Going for the more exclusive kind of thing that only
12% - the surgeon says 8% which makes it even more exclusive - have, I opted for infiltrating lobular carcinoma which gets it start in those cute little milk making lobules that I apparently have lots of if judging by my capacity to generate breast milk back in the day.
So that's where these weirded out cells that for some reason mutated as they grew started replicating themselves
And what I'm learning is that running out of room for their fun in a little lobule these bad boy cells then firmed up and worked their way into the tissue around the lobules, making the move from a nice little carcinoma in situ (in situ = stays put and doesn't make bad with the neighborhood) to invasive or infiltrating carcinoma.
The tricky thing with Invasive Lobular cancer is that it forms in long pushy chains of cells that reach out like tentacles and weave in and around other cells but this does not cause immediate lumps.
So instead of getting the typical cancer lump you get a thickened area. It gets even trickier though because this only happens after there are enough cancer cells to make a big difference.
Eventually - as in my case - what you feel is more thickening, a kind of general texture change in the part of your breast that has been invaded with the cancer cells.
Great. So I've been invaded. And worse, I don't know what to tell you about thickening other than don't think it's nothing like I did until it got so thick it was indeed like a kind of big firm area that was as close to a lump as I found.
And the reason I cant give you much guidance is that even my diagnostic Radiologist said that when he was looking for a problem it still wasn't evident on the mammogram. It took the ultrasound scan to have it show up.
And by that time it was not a small cluster of cells. We knew the minute it showed up on the screen what it was. It was a big dark mass and did not look happy.
I've got tiny but long strands of sturdy fishing line in my chest capturing the good cells and having a field day.
It's not an easy picture to see.

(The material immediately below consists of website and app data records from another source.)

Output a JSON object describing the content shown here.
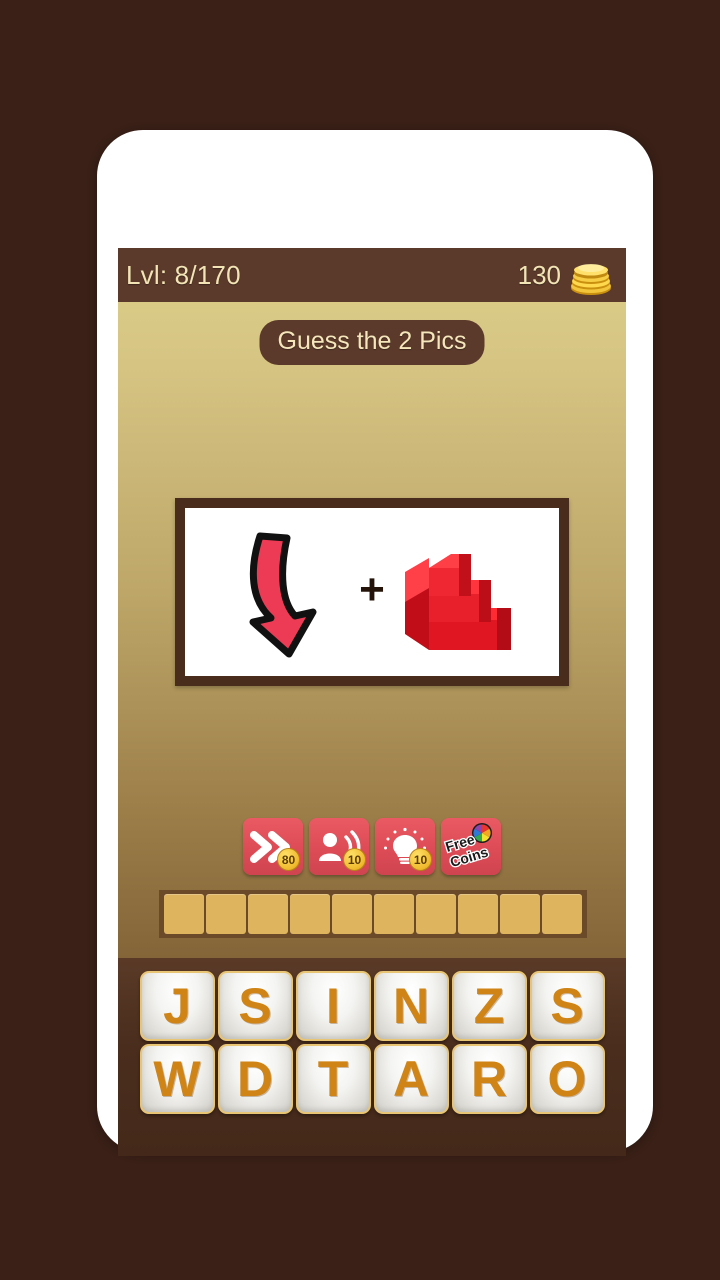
{
  "theme": {
    "page_background": "#3a2017",
    "phone_body": "#ffffff",
    "status_bar": "#5b3a2b",
    "screen_gradient_top": "#ddd08a",
    "screen_gradient_bottom": "#6b4d2b",
    "keyboard_background": "#4a2d1d",
    "accent_red": "#dd4c56",
    "accent_gold": "#f0b92c",
    "letter_color": "#cf8415",
    "slot_color": "#dfb45f",
    "text_cream": "#f2e4b5"
  },
  "status_bar": {
    "level_label": "Lvl: 8/170",
    "coin_count": "130",
    "coin_icon": "coin-stack-icon"
  },
  "title": {
    "text": "Guess the 2 Pics"
  },
  "puzzle": {
    "pictures": [
      {
        "name": "red-down-arrow",
        "alt": "red curved down arrow"
      },
      {
        "name": "red-stairs",
        "alt": "red 3D staircase"
      }
    ],
    "separator": "+"
  },
  "powerups": [
    {
      "name": "skip-button",
      "icon": "double-chevron-icon",
      "cost": "80"
    },
    {
      "name": "ask-friend-button",
      "icon": "person-shout-icon",
      "cost": "10"
    },
    {
      "name": "hint-button",
      "icon": "lightbulb-icon",
      "cost": "10"
    },
    {
      "name": "free-coins-button",
      "icon": "color-wheel-icon",
      "label_line1": "Free",
      "label_line2": "Coins"
    }
  ],
  "answer": {
    "slot_count": 10,
    "slots": [
      "",
      "",
      "",
      "",
      "",
      "",
      "",
      "",
      "",
      ""
    ]
  },
  "keyboard": {
    "rows": [
      [
        "J",
        "S",
        "I",
        "N",
        "Z",
        "S"
      ],
      [
        "W",
        "D",
        "T",
        "A",
        "R",
        "O"
      ]
    ]
  }
}
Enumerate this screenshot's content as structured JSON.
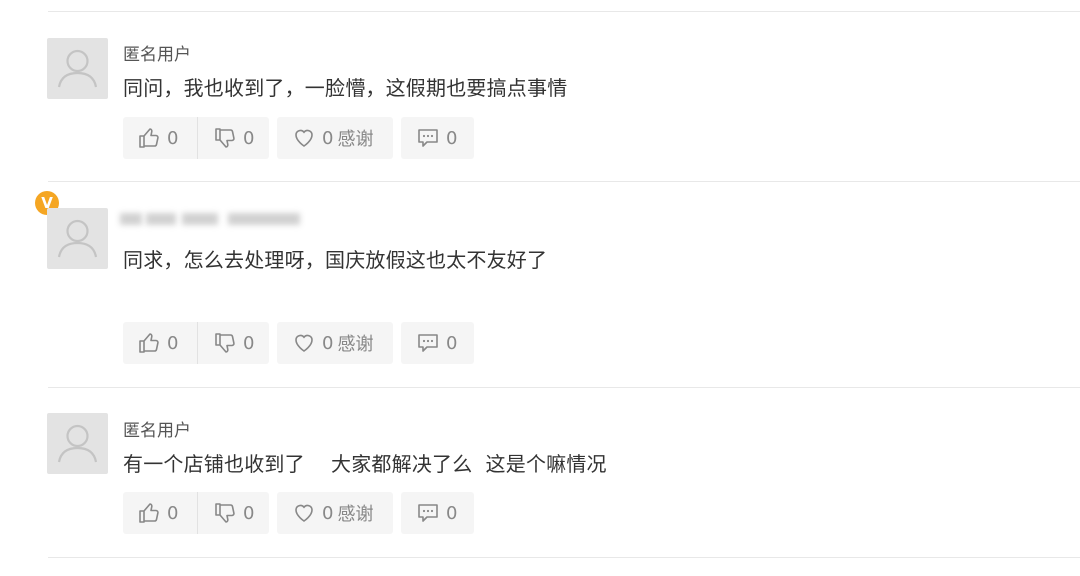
{
  "comments": [
    {
      "username": "匿名用户",
      "text": "同问，我也收到了，一脸懵，这假期也要搞点事情",
      "likes": "0",
      "dislikes": "0",
      "thanks_count": "0",
      "thanks_label": "感谢",
      "replies": "0"
    },
    {
      "username": "",
      "verified_badge": "V",
      "text": "同求，怎么去处理呀，国庆放假这也太不友好了",
      "likes": "0",
      "dislikes": "0",
      "thanks_count": "0",
      "thanks_label": "感谢",
      "replies": "0"
    },
    {
      "username": "匿名用户",
      "text": "有一个店铺也收到了    大家都解决了么  这是个嘛情况",
      "likes": "0",
      "dislikes": "0",
      "thanks_count": "0",
      "thanks_label": "感谢",
      "replies": "0"
    }
  ],
  "icons": {
    "like": "thumbs-up-icon",
    "dislike": "thumbs-down-icon",
    "thanks": "heart-icon",
    "reply": "comment-icon",
    "avatar": "default-user-icon"
  },
  "colors": {
    "badge": "#f5a623",
    "button_bg": "#f5f5f5",
    "muted_text": "#888888"
  }
}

It's not an easy problem to solve.
It's not an easy path through this forest.
But if you show up you get to learn about it along with me.
I can use some company along the way.